- “I’ve bought a book on assertive communication, so I’m ready to learn different ways of communicating with my work colleagues”
This is the “I am” stage. Change has happened. Behavioural steps have taken place, but the behaviour is not yet a habit.
- “I’ve gone to the gym a couple of times”
- “Instead of drinking, I’ve met up with some friends at a café and had a tea”
- “I decided to just stop talking and let me manager talk to me the other day without getting fired up”
Initially it was believed that a habit isn’t formed until 28 days of repeating the same behaviour (in fact, this is why so many drug and alcohol rehab programs go for 28 days) but more recent research indicates that it really depends on what habit we are trying to break and how entrenched we are by it. For example, in a recent article entitled “How many days does it take to change” in the Sydney Morning Herald on April 7th 2014, a study was cited from the University College in London where the average time it took participants to create a habit was 66 days with some taking more than 200 days!
According to the stages of change model, relapse or returning to old ways is most common at this stage.
This stage is characterised by the statement “I have been”. The new behaviour has been in place for at least 6 months (according to this theory), and part of a person’s routine.
Something to keep in mind is that change does not happen sequentially, but follows more of a cyclical pattern. For example, a person may cycle from Preparation to Action a few times before reaching the Maintenance stage.
For the earlier stages, cognitive strategies work best to help a person reach a decision TO change. For example, thinking about the pros and cons of changing, generating the pros and cons of not changing, brainstorming solutions to overcome expected barriers, enlisting social support for change, and thinking up plans to allow the change to happen.

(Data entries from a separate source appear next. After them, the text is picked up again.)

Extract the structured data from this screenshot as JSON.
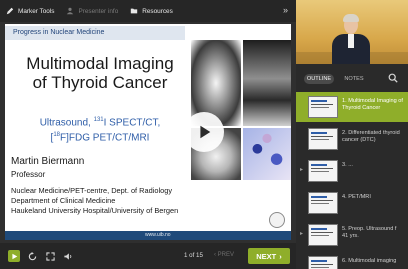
{
  "toolbar": {
    "items": [
      {
        "label": "Marker Tools",
        "enabled": true
      },
      {
        "label": "Presenter info",
        "enabled": false
      },
      {
        "label": "Resources",
        "enabled": true
      }
    ],
    "expand_icon": "chevron-double-right-icon"
  },
  "slide": {
    "header": "Progress in Nuclear Medicine",
    "title_line1": "Multimodal Imaging",
    "title_line2": "of Thyroid Cancer",
    "sub_line1_a": "Ultrasound, ",
    "sub_line1_sup": "131",
    "sub_line1_b": "I SPECT/CT,",
    "sub_line2_a": "[",
    "sub_line2_sup": "18",
    "sub_line2_b": "F]FDG PET/CT/MRI",
    "author": "Martin Biermann",
    "position": "Professor",
    "dept1": "Nuclear Medicine/PET-centre, Dept. of Radiology",
    "dept2": "Department of Clinical Medicine",
    "dept3": "Haukeland University Hospital/University of Bergen",
    "footer_url": "www.uib.no"
  },
  "player": {
    "page_info": "1 of 15",
    "prev_label": "PREV",
    "next_label": "NEXT",
    "accent": "#8fae2a"
  },
  "sidebar": {
    "tab_outline": "OUTLINE",
    "tab_notes": "NOTES",
    "items": [
      {
        "label": "1. Multimodal Imaging of Thyroid Cancer",
        "active": true,
        "expandable": false
      },
      {
        "label": "2. Differentiated thyroid cancer (DTC)",
        "active": false,
        "expandable": false
      },
      {
        "label": "3. ...",
        "active": false,
        "expandable": true
      },
      {
        "label": "4. PET/MRI",
        "active": false,
        "expandable": false
      },
      {
        "label": "5. Preop. Ultrasound f 41 yrs.",
        "active": false,
        "expandable": true
      },
      {
        "label": "6. Multimodal imaging",
        "active": false,
        "expandable": false
      }
    ]
  }
}
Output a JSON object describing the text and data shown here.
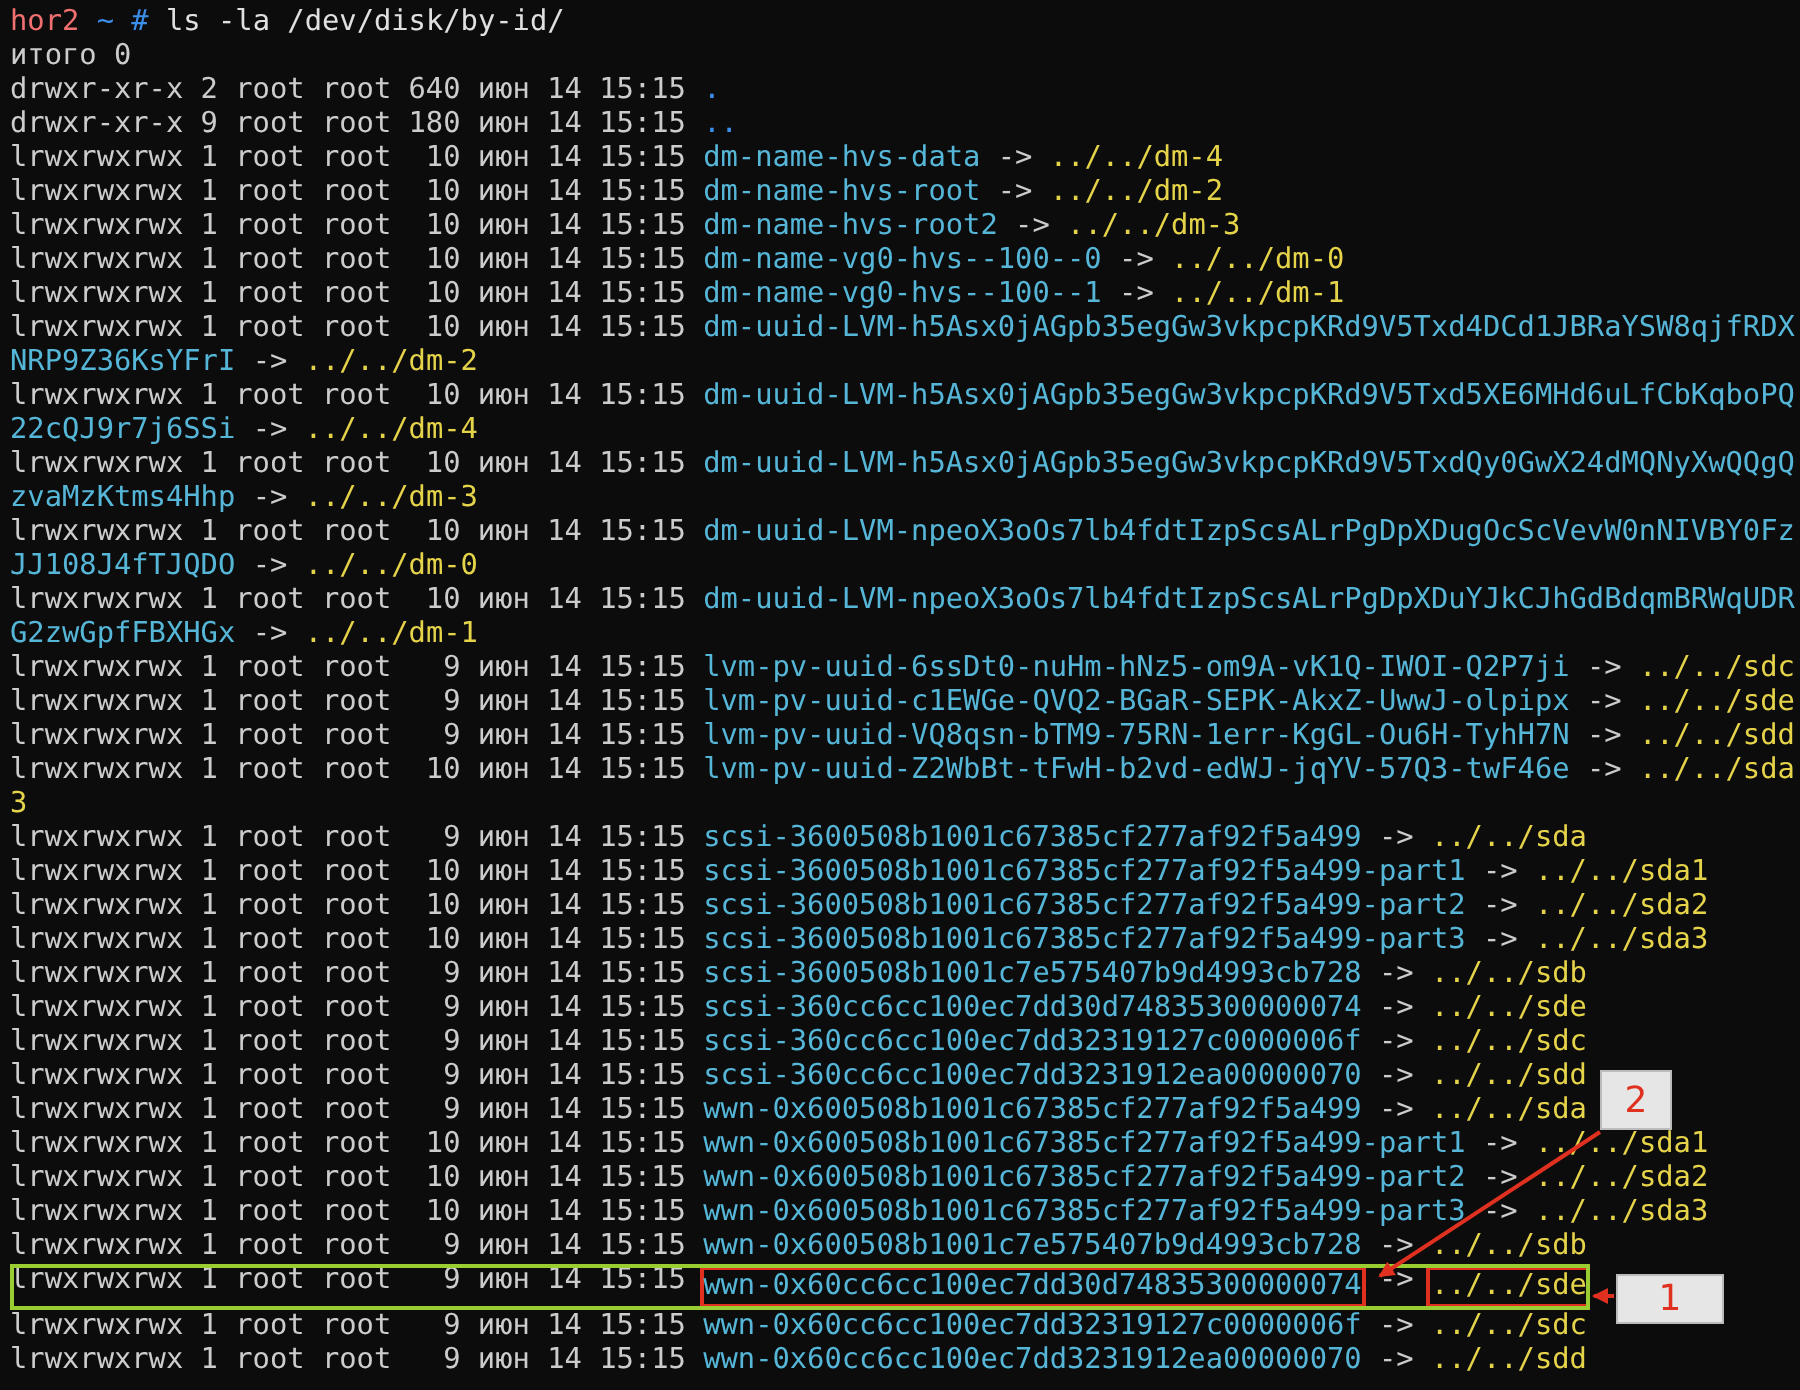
{
  "prompt": {
    "host": "hor2",
    "path": "~",
    "symbol": "#",
    "command": "ls -la /dev/disk/by-id/"
  },
  "total": "итого 0",
  "entries": [
    {
      "kind": "dir",
      "info": "drwxr-xr-x 2 root root 640 июн 14 15:15",
      "name": "."
    },
    {
      "kind": "dir",
      "info": "drwxr-xr-x 9 root root 180 июн 14 15:15",
      "name": ".."
    },
    {
      "kind": "link",
      "info": "lrwxrwxrwx 1 root root  10 июн 14 15:15",
      "name": "dm-name-hvs-data",
      "target": "../../dm-4"
    },
    {
      "kind": "link",
      "info": "lrwxrwxrwx 1 root root  10 июн 14 15:15",
      "name": "dm-name-hvs-root",
      "target": "../../dm-2"
    },
    {
      "kind": "link",
      "info": "lrwxrwxrwx 1 root root  10 июн 14 15:15",
      "name": "dm-name-hvs-root2",
      "target": "../../dm-3"
    },
    {
      "kind": "link",
      "info": "lrwxrwxrwx 1 root root  10 июн 14 15:15",
      "name": "dm-name-vg0-hvs--100--0",
      "target": "../../dm-0"
    },
    {
      "kind": "link",
      "info": "lrwxrwxrwx 1 root root  10 июн 14 15:15",
      "name": "dm-name-vg0-hvs--100--1",
      "target": "../../dm-1"
    },
    {
      "kind": "link",
      "info": "lrwxrwxrwx 1 root root  10 июн 14 15:15",
      "name": "dm-uuid-LVM-h5Asx0jAGpb35egGw3vkpcpKRd9V5Txd4DCd1JBRaYSW8qjfRDXNRP9Z36KsYFrI",
      "target": "../../dm-2"
    },
    {
      "kind": "link",
      "info": "lrwxrwxrwx 1 root root  10 июн 14 15:15",
      "name": "dm-uuid-LVM-h5Asx0jAGpb35egGw3vkpcpKRd9V5Txd5XE6MHd6uLfCbKqboPQ22cQJ9r7j6SSi",
      "target": "../../dm-4"
    },
    {
      "kind": "link",
      "info": "lrwxrwxrwx 1 root root  10 июн 14 15:15",
      "name": "dm-uuid-LVM-h5Asx0jAGpb35egGw3vkpcpKRd9V5TxdQy0GwX24dMQNyXwQQgQzvaMzKtms4Hhp",
      "target": "../../dm-3"
    },
    {
      "kind": "link",
      "info": "lrwxrwxrwx 1 root root  10 июн 14 15:15",
      "name": "dm-uuid-LVM-npeoX3oOs7lb4fdtIzpScsALrPgDpXDugOcScVevW0nNIVBY0FzJJ108J4fTJQDO",
      "target": "../../dm-0"
    },
    {
      "kind": "link",
      "info": "lrwxrwxrwx 1 root root  10 июн 14 15:15",
      "name": "dm-uuid-LVM-npeoX3oOs7lb4fdtIzpScsALrPgDpXDuYJkCJhGdBdqmBRWqUDRG2zwGpfFBXHGx",
      "target": "../../dm-1"
    },
    {
      "kind": "link",
      "info": "lrwxrwxrwx 1 root root   9 июн 14 15:15",
      "name": "lvm-pv-uuid-6ssDt0-nuHm-hNz5-om9A-vK1Q-IWOI-Q2P7ji",
      "target": "../../sdc"
    },
    {
      "kind": "link",
      "info": "lrwxrwxrwx 1 root root   9 июн 14 15:15",
      "name": "lvm-pv-uuid-c1EWGe-QVQ2-BGaR-SEPK-AkxZ-UwwJ-olpipx",
      "target": "../../sde"
    },
    {
      "kind": "link",
      "info": "lrwxrwxrwx 1 root root   9 июн 14 15:15",
      "name": "lvm-pv-uuid-VQ8qsn-bTM9-75RN-1err-KgGL-Ou6H-TyhH7N",
      "target": "../../sdd"
    },
    {
      "kind": "link",
      "info": "lrwxrwxrwx 1 root root  10 июн 14 15:15",
      "name": "lvm-pv-uuid-Z2WbBt-tFwH-b2vd-edWJ-jqYV-57Q3-twF46e",
      "target": "../../sda3"
    },
    {
      "kind": "link",
      "info": "lrwxrwxrwx 1 root root   9 июн 14 15:15",
      "name": "scsi-3600508b1001c67385cf277af92f5a499",
      "target": "../../sda"
    },
    {
      "kind": "link",
      "info": "lrwxrwxrwx 1 root root  10 июн 14 15:15",
      "name": "scsi-3600508b1001c67385cf277af92f5a499-part1",
      "target": "../../sda1"
    },
    {
      "kind": "link",
      "info": "lrwxrwxrwx 1 root root  10 июн 14 15:15",
      "name": "scsi-3600508b1001c67385cf277af92f5a499-part2",
      "target": "../../sda2"
    },
    {
      "kind": "link",
      "info": "lrwxrwxrwx 1 root root  10 июн 14 15:15",
      "name": "scsi-3600508b1001c67385cf277af92f5a499-part3",
      "target": "../../sda3"
    },
    {
      "kind": "link",
      "info": "lrwxrwxrwx 1 root root   9 июн 14 15:15",
      "name": "scsi-3600508b1001c7e575407b9d4993cb728",
      "target": "../../sdb"
    },
    {
      "kind": "link",
      "info": "lrwxrwxrwx 1 root root   9 июн 14 15:15",
      "name": "scsi-360cc6cc100ec7dd30d74835300000074",
      "target": "../../sde"
    },
    {
      "kind": "link",
      "info": "lrwxrwxrwx 1 root root   9 июн 14 15:15",
      "name": "scsi-360cc6cc100ec7dd32319127c0000006f",
      "target": "../../sdc"
    },
    {
      "kind": "link",
      "info": "lrwxrwxrwx 1 root root   9 июн 14 15:15",
      "name": "scsi-360cc6cc100ec7dd3231912ea00000070",
      "target": "../../sdd"
    },
    {
      "kind": "link",
      "info": "lrwxrwxrwx 1 root root   9 июн 14 15:15",
      "name": "wwn-0x600508b1001c67385cf277af92f5a499",
      "target": "../../sda"
    },
    {
      "kind": "link",
      "info": "lrwxrwxrwx 1 root root  10 июн 14 15:15",
      "name": "wwn-0x600508b1001c67385cf277af92f5a499-part1",
      "target": "../../sda1"
    },
    {
      "kind": "link",
      "info": "lrwxrwxrwx 1 root root  10 июн 14 15:15",
      "name": "wwn-0x600508b1001c67385cf277af92f5a499-part2",
      "target": "../../sda2"
    },
    {
      "kind": "link",
      "info": "lrwxrwxrwx 1 root root  10 июн 14 15:15",
      "name": "wwn-0x600508b1001c67385cf277af92f5a499-part3",
      "target": "../../sda3"
    },
    {
      "kind": "link",
      "info": "lrwxrwxrwx 1 root root   9 июн 14 15:15",
      "name": "wwn-0x600508b1001c7e575407b9d4993cb728",
      "target": "../../sdb"
    },
    {
      "kind": "link",
      "info": "lrwxrwxrwx 1 root root   9 июн 14 15:15",
      "name": "wwn-0x60cc6cc100ec7dd30d74835300000074",
      "target": "../../sde",
      "highlight": true,
      "marked": true
    },
    {
      "kind": "link",
      "info": "lrwxrwxrwx 1 root root   9 июн 14 15:15",
      "name": "wwn-0x60cc6cc100ec7dd32319127c0000006f",
      "target": "../../sdc"
    },
    {
      "kind": "link",
      "info": "lrwxrwxrwx 1 root root   9 июн 14 15:15",
      "name": "wwn-0x60cc6cc100ec7dd3231912ea00000070",
      "target": "../../sdd"
    }
  ],
  "arrow_token": "->",
  "callouts": [
    {
      "label": "1"
    },
    {
      "label": "2"
    }
  ]
}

For later stages, behavioural strategies work best to support the change process and prepare for any bumps in the road. For example, goal setting strategies, rewards to keep you motivated, and recovery plans to deal with lapses.
My next blog post will discuss some ways to help you set goals to help you focus on the steps needed to reach your desired outcome. I will also share with you some insights from Sport Psychology in how elite athletes use determination to reach their goals.